The space she erected for The Arnolfinis allows her to employ her control over the participating couples. She directs them, even in her absence, as she sees fit. She positions herself in a stance inherently violent, a place from which she exacts her domination – and more, she forces the couples to unknowingly accede to her will. This is the politics of controlling life, the politicization of the human body on a personal level. The couples are her subjects, she holds their fate in her hands. She governs them with simple, unforgiving law, and her rules allow them to indorse her presence in the room, to extract it from the symbolic array of the narrow world into which she put them. The possibilities open to each couple depend on their ability to adapt, and also on their ability to challenge the laws she leaves for them, to undermined and subvert them. Either way, all their actions are carried out in relation to Adar Bechar’s rules, and cannot help but acknowledge them. Their existence within this model relies entirely on her gaze and ours, but it is crystal clear that even outside the model room our existence is always reliant on the observation of others. Our adjustment to the ways in which the hegemonic power gradually narrows our range of possibilities is what hides its power from our view, and what makes our narrowing world seem utterly natural and acceptable.

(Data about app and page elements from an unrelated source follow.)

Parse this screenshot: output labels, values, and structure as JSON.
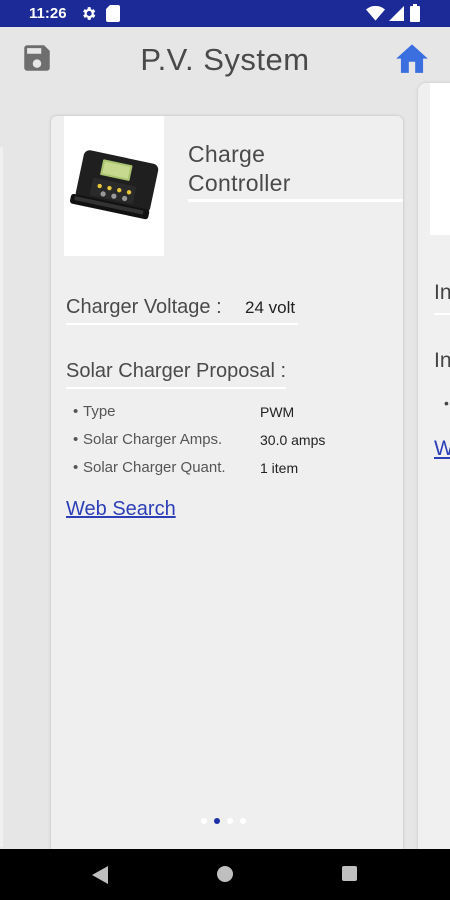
{
  "status_bar": {
    "time": "11:26"
  },
  "app_bar": {
    "title": "P.V. System"
  },
  "card": {
    "title_line1": "Charge",
    "title_line2": "Controller",
    "voltage_label": "Charger Voltage :",
    "voltage_value": "24 volt",
    "proposal_label": "Solar Charger Proposal :",
    "proposal_items": [
      {
        "label": "Type",
        "value": "PWM"
      },
      {
        "label": "Solar Charger Amps.",
        "value": "30.0 amps"
      },
      {
        "label": "Solar Charger Quant.",
        "value": "1 item"
      }
    ],
    "web_search": "Web Search"
  },
  "peek_right": {
    "text1": "In",
    "text2": "In",
    "link": "W"
  },
  "pager": {
    "count": 4,
    "active_index": 1
  },
  "colors": {
    "status_bar": "#1b2a96",
    "accent": "#2d3fb6",
    "home_icon": "#3b6fe0",
    "background": "#e6e6e6"
  }
}
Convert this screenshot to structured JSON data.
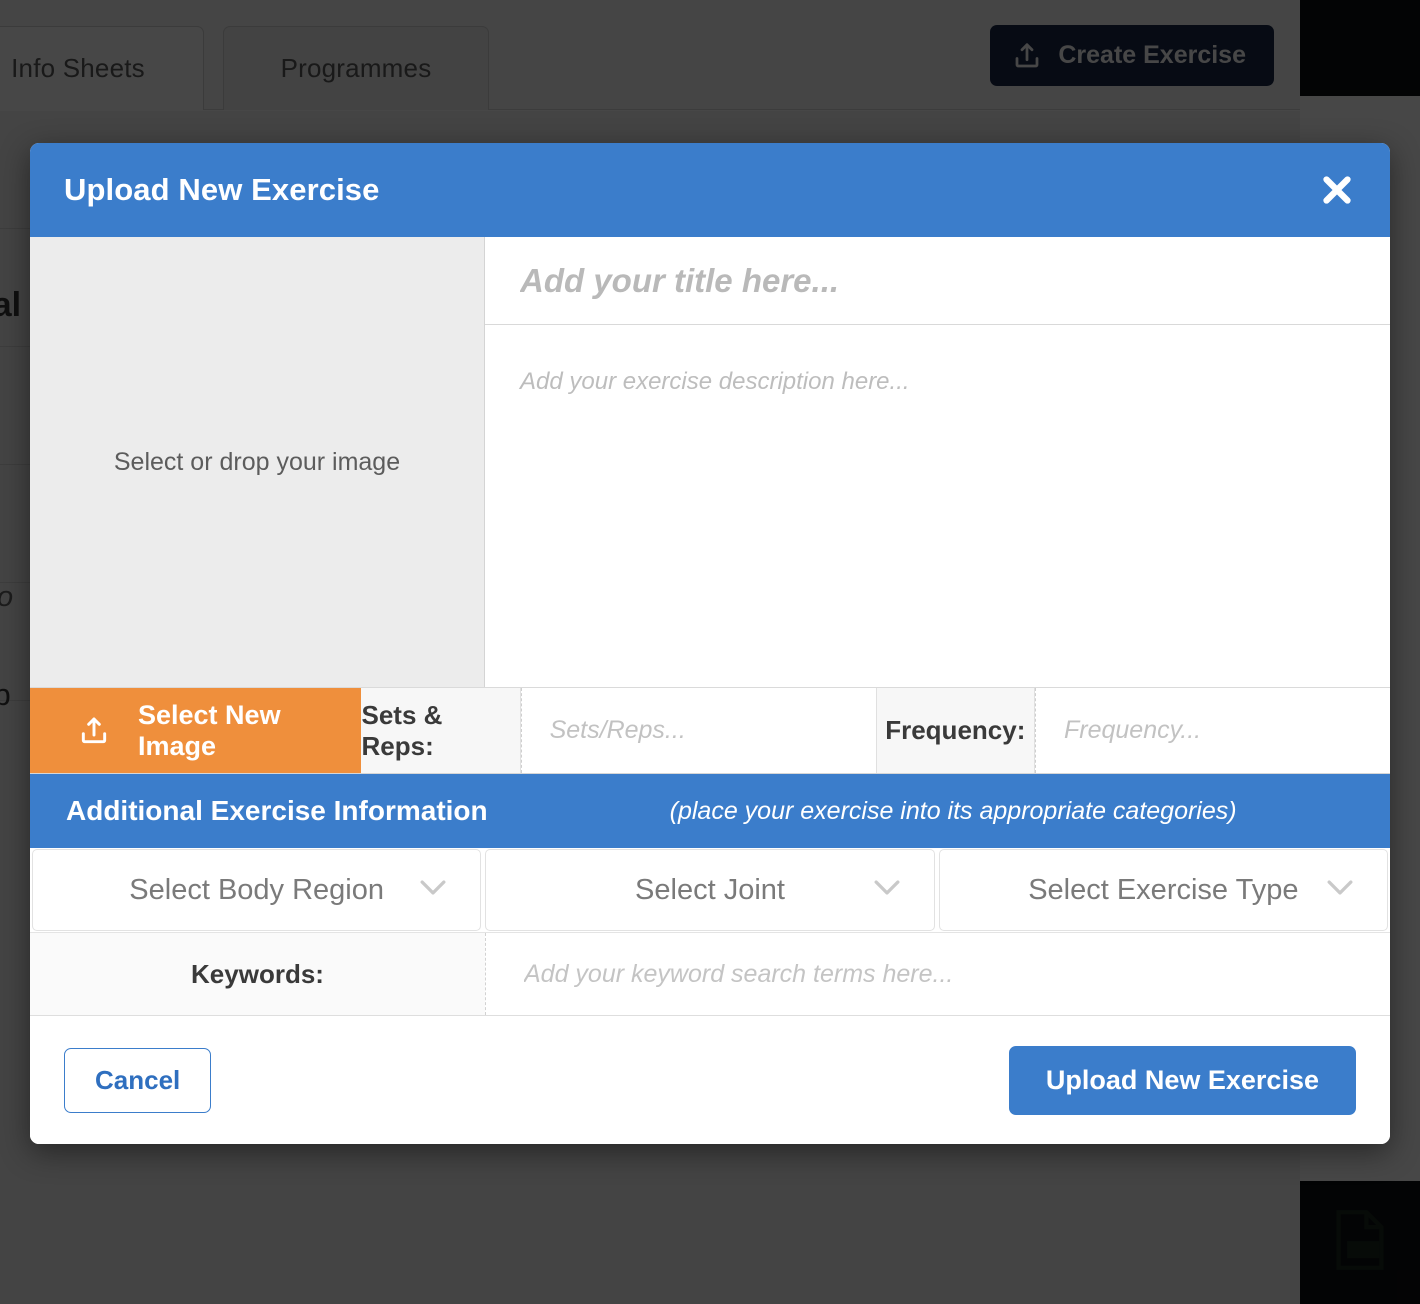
{
  "background": {
    "tabs": [
      {
        "label": "Info Sheets",
        "active": true
      },
      {
        "label": "Programmes",
        "active": false
      }
    ],
    "create_button": {
      "label": "Create Exercise",
      "icon": "upload-icon",
      "color": "#1b2a4a"
    },
    "heading_fragment": "nal",
    "text_fragment_a": "wo",
    "text_fragment_b": "l b",
    "pdf_icon_label": "PDF"
  },
  "modal": {
    "title": "Upload New Exercise",
    "header_color": "#3b7dcb",
    "close_icon": "close-icon",
    "dropzone": {
      "label": "Select or drop your image"
    },
    "title_field": {
      "value": "",
      "placeholder": "Add your title here..."
    },
    "description_field": {
      "value": "",
      "placeholder": "Add your exercise description here..."
    },
    "select_image_button": {
      "label": "Select New Image",
      "icon": "upload-icon",
      "color": "#ef8f3c"
    },
    "sets_reps": {
      "label": "Sets & Reps:",
      "value": "",
      "placeholder": "Sets/Reps..."
    },
    "frequency": {
      "label": "Frequency:",
      "value": "",
      "placeholder": "Frequency..."
    },
    "section": {
      "title": "Additional Exercise Information",
      "hint": "(place your exercise into its appropriate categories)"
    },
    "selects": [
      {
        "label": "Select Body Region",
        "icon": "chevron-down-icon"
      },
      {
        "label": "Select Joint",
        "icon": "chevron-down-icon"
      },
      {
        "label": "Select Exercise Type",
        "icon": "chevron-down-icon"
      }
    ],
    "keywords": {
      "label": "Keywords:",
      "value": "",
      "placeholder": "Add your keyword search terms here..."
    },
    "footer": {
      "cancel_label": "Cancel",
      "submit_label": "Upload New Exercise"
    }
  }
}
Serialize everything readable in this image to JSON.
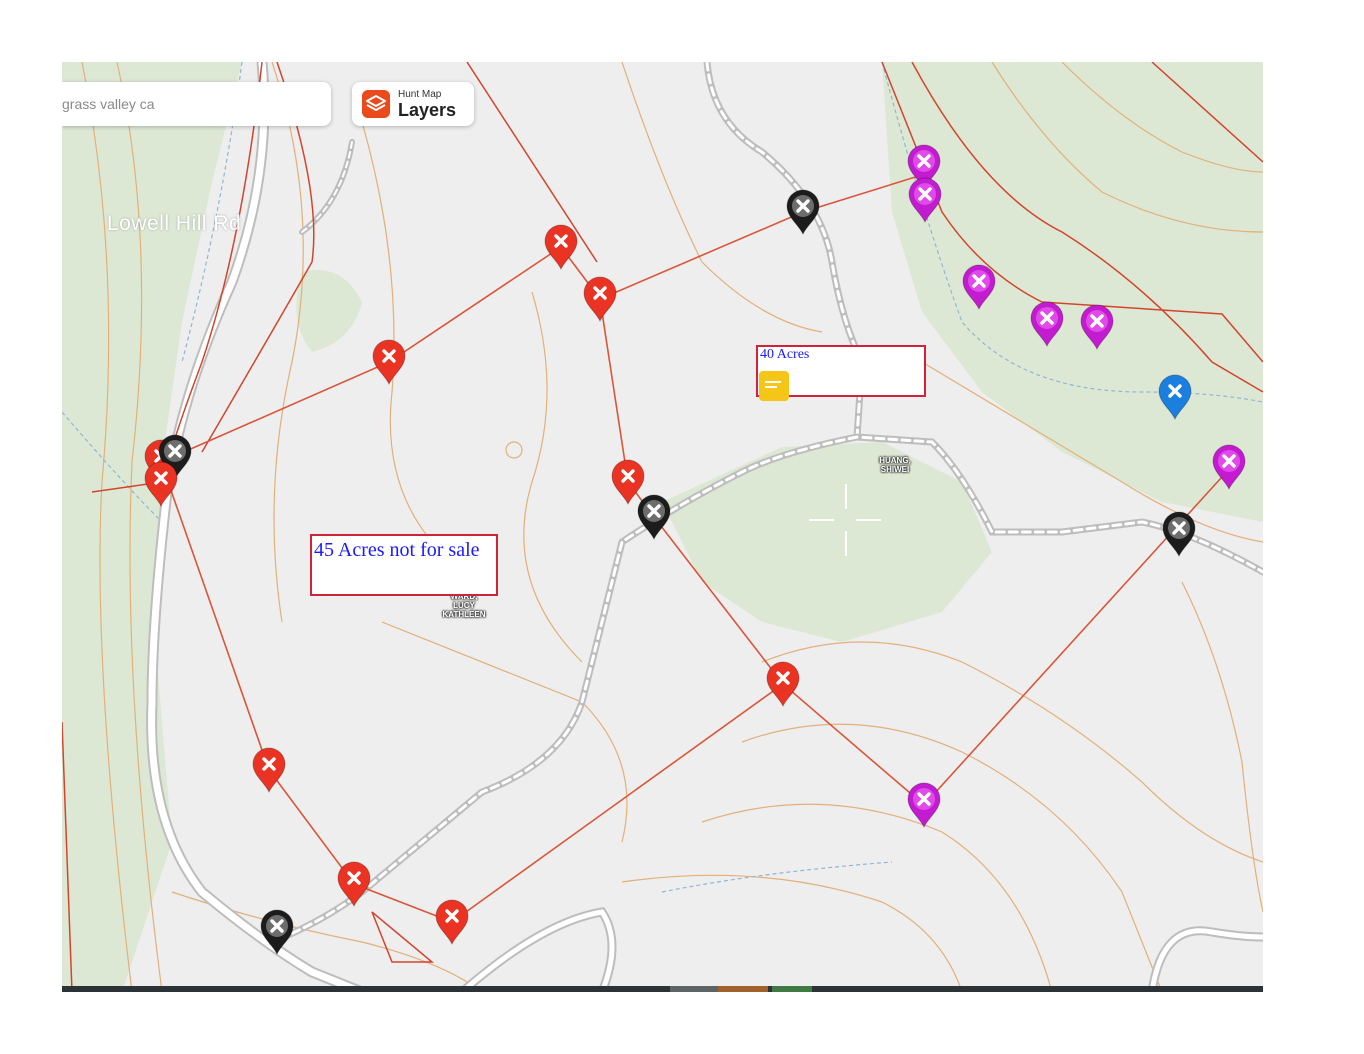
{
  "search": {
    "value": "grass valley ca"
  },
  "layers_button": {
    "subtitle": "Hunt Map",
    "label": "Layers",
    "icon": "layers-icon"
  },
  "road_label": "Lowell Hill Rd",
  "owners": [
    {
      "name": "HUANG,\nSHIWEI"
    },
    {
      "name": "WARD,\nLUCY\nKATHLEEN"
    }
  ],
  "notes": [
    {
      "text": "40 Acres",
      "icon": "comment-icon"
    },
    {
      "text": "45 Acres not for sale"
    }
  ],
  "pin_colors": {
    "red": "#ea3323",
    "black": "#1c1c1c",
    "magenta": "#c21bd0",
    "blue": "#1b7fe0"
  },
  "pins": [
    {
      "color": "red",
      "icon": "x-icon"
    },
    {
      "color": "red",
      "icon": "x-icon"
    },
    {
      "color": "red",
      "icon": "x-icon"
    },
    {
      "color": "red",
      "icon": "x-icon"
    },
    {
      "color": "red",
      "icon": "x-icon"
    },
    {
      "color": "red",
      "icon": "x-icon"
    },
    {
      "color": "red",
      "icon": "x-icon"
    },
    {
      "color": "red",
      "icon": "x-icon"
    },
    {
      "color": "red",
      "icon": "x-icon"
    },
    {
      "color": "black",
      "icon": "x-icon"
    },
    {
      "color": "black",
      "icon": "x-icon"
    },
    {
      "color": "black",
      "icon": "x-icon"
    },
    {
      "color": "black",
      "icon": "x-icon"
    },
    {
      "color": "black",
      "icon": "x-icon"
    },
    {
      "color": "magenta",
      "icon": "x-icon"
    },
    {
      "color": "magenta",
      "icon": "x-icon"
    },
    {
      "color": "magenta",
      "icon": "x-icon"
    },
    {
      "color": "magenta",
      "icon": "x-icon"
    },
    {
      "color": "magenta",
      "icon": "x-icon"
    },
    {
      "color": "magenta",
      "icon": "x-icon"
    },
    {
      "color": "magenta",
      "icon": "x-icon"
    },
    {
      "color": "blue",
      "icon": "x-icon"
    },
    {
      "color": "red",
      "icon": "x-icon"
    }
  ],
  "map_colors": {
    "background": "#eeeeee",
    "forest": "#dde8d4",
    "contour": "#e2b07a",
    "property_line": "#d9563a",
    "boundary": "#d2452d",
    "stream": "#8fb6d6"
  }
}
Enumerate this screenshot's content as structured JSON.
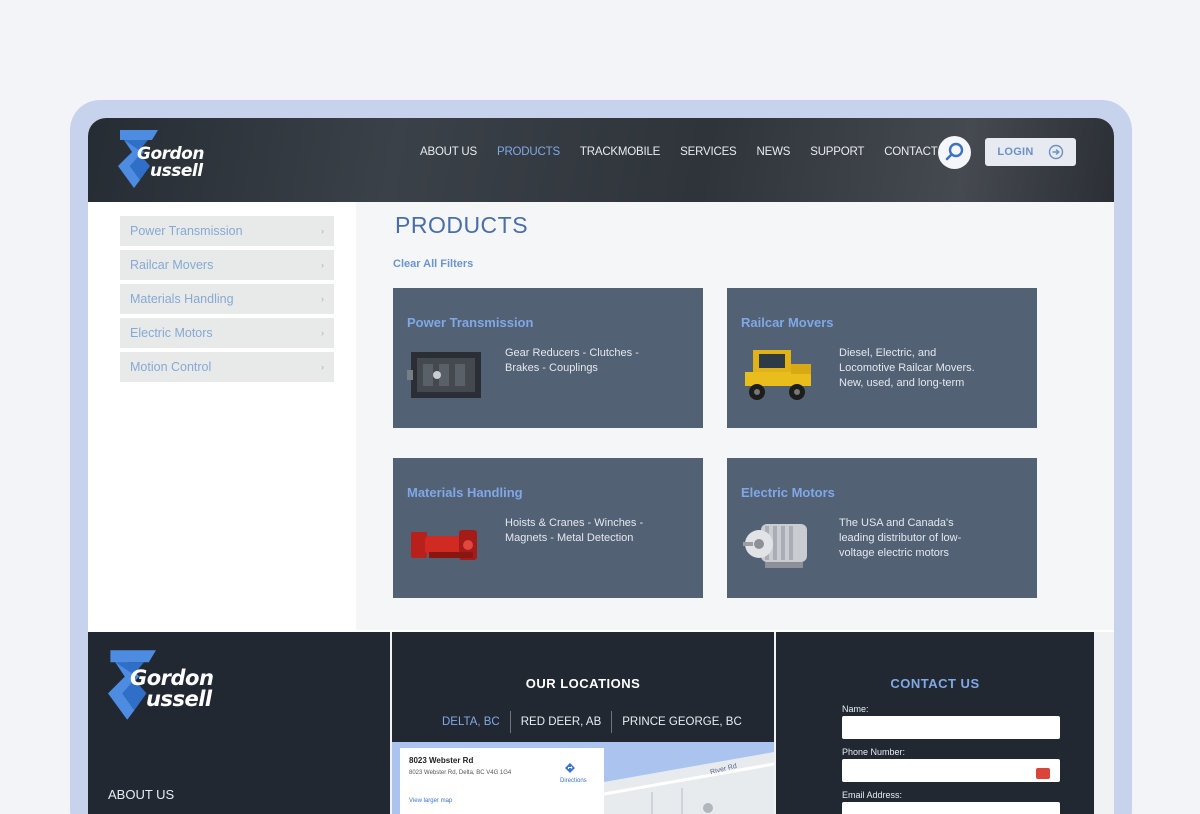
{
  "header": {
    "logo_top": "Gordon",
    "logo_bottom": "ussell",
    "nav": [
      {
        "label": "ABOUT US",
        "active": false
      },
      {
        "label": "PRODUCTS",
        "active": true
      },
      {
        "label": "TRACKMOBILE",
        "active": false
      },
      {
        "label": "SERVICES",
        "active": false
      },
      {
        "label": "NEWS",
        "active": false
      },
      {
        "label": "SUPPORT",
        "active": false
      },
      {
        "label": "CONTACT US",
        "active": false
      }
    ],
    "login_label": "LOGIN"
  },
  "sidebar": {
    "items": [
      {
        "label": "Power Transmission"
      },
      {
        "label": "Railcar Movers"
      },
      {
        "label": "Materials Handling"
      },
      {
        "label": "Electric Motors"
      },
      {
        "label": "Motion Control"
      }
    ]
  },
  "main": {
    "title": "PRODUCTS",
    "clear_filters": "Clear All Filters",
    "cards": [
      {
        "title": "Power Transmission",
        "description": "Gear Reducers - Clutches - Brakes - Couplings",
        "icon": "gearbox-image"
      },
      {
        "title": "Railcar Movers",
        "description": "Diesel, Electric, and Locomotive Railcar Movers. New, used, and long-term",
        "icon": "railcar-mover-image"
      },
      {
        "title": "Materials Handling",
        "description": "Hoists & Cranes - Winches - Magnets - Metal Detection",
        "icon": "winch-image"
      },
      {
        "title": "Electric Motors",
        "description": "The USA and Canada's leading distributor of low-voltage electric motors",
        "icon": "electric-motor-image"
      }
    ]
  },
  "footer": {
    "logo_top": "Gordon",
    "logo_bottom": "ussell",
    "about_label": "ABOUT US",
    "locations_title": "OUR LOCATIONS",
    "locations": [
      {
        "label": "DELTA, BC",
        "active": true
      },
      {
        "label": "RED DEER, AB",
        "active": false
      },
      {
        "label": "PRINCE GEORGE, BC",
        "active": false
      }
    ],
    "map": {
      "address_title": "8023 Webster Rd",
      "address_line": "8023 Webster Rd, Delta, BC V4G 1G4",
      "directions": "Directions",
      "larger_map": "View larger map",
      "road_label": "River Rd"
    },
    "contact_title": "CONTACT US",
    "fields": [
      {
        "label": "Name:",
        "value": ""
      },
      {
        "label": "Phone Number:",
        "value": ""
      },
      {
        "label": "Email Address:",
        "value": ""
      }
    ]
  },
  "colors": {
    "accent": "#7fa8e6",
    "card_bg": "#536175",
    "header_bg": "#2e343a",
    "footer_bg": "#222831"
  }
}
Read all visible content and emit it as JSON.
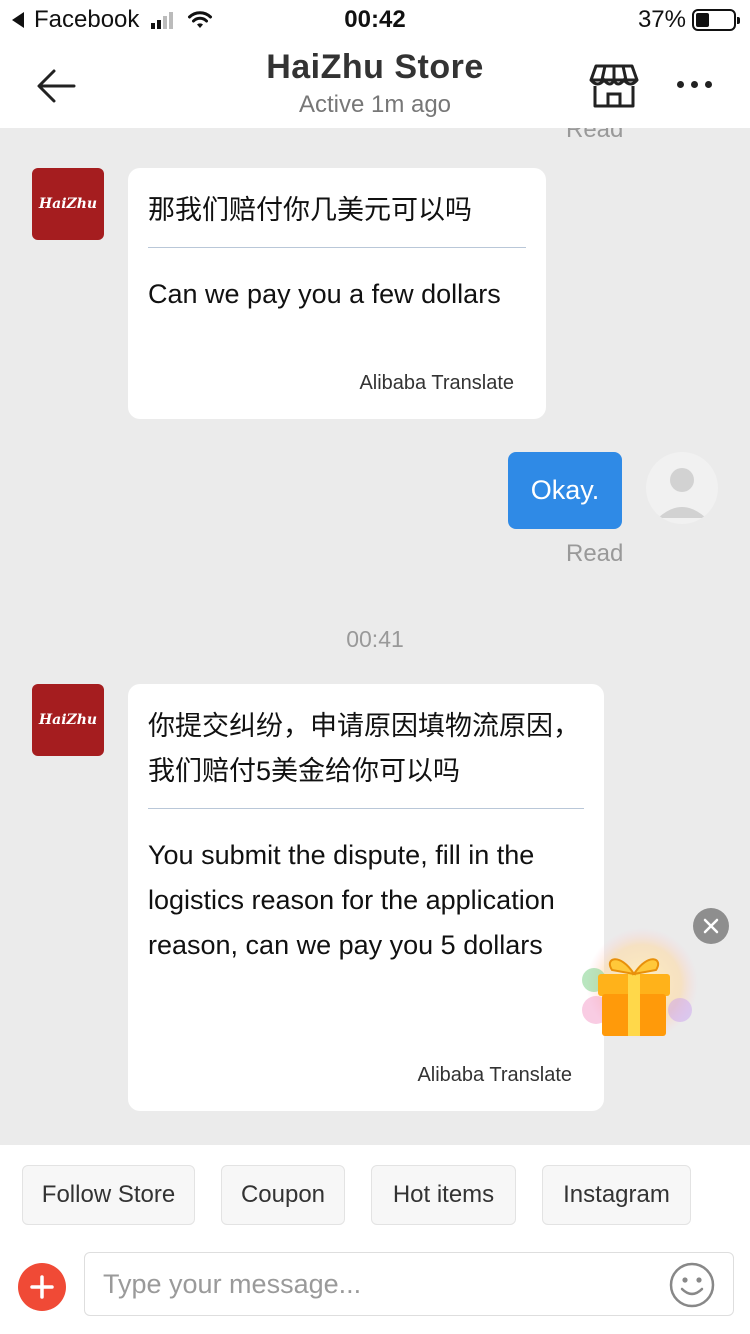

Within the work’s limitations, it seems the longer each of the couples stayed in the constructed room, the easier it was for them to internalize their situation, to forget they were no longer in control of their own bodies. However, it also seems this forgetfulness is what allows for genuine intimacy to sometimes reemerge, overcoming the strict boundaries, and breaking free of the gaze’s confinement. Suddenly we are witness to moments where unaffected closeness makes the walls, the construct, disappear. In such raw moments, the exposed affinity, the true look into someone’s soul, provides comprehension, validation, and trust. In intimacy, the voyeuristic gaze cannot retain its power; losing its potency, it cannot help but turn to wonderment. Just as in van Eyck’s Arnolfinis, where intimacy overcomes an array of collected symbols, the couples in Adar Bechar’s work also carry the secret, made evident within the works limitations but existing outside its bounds. A secret that no outside gaze could ever penetrate.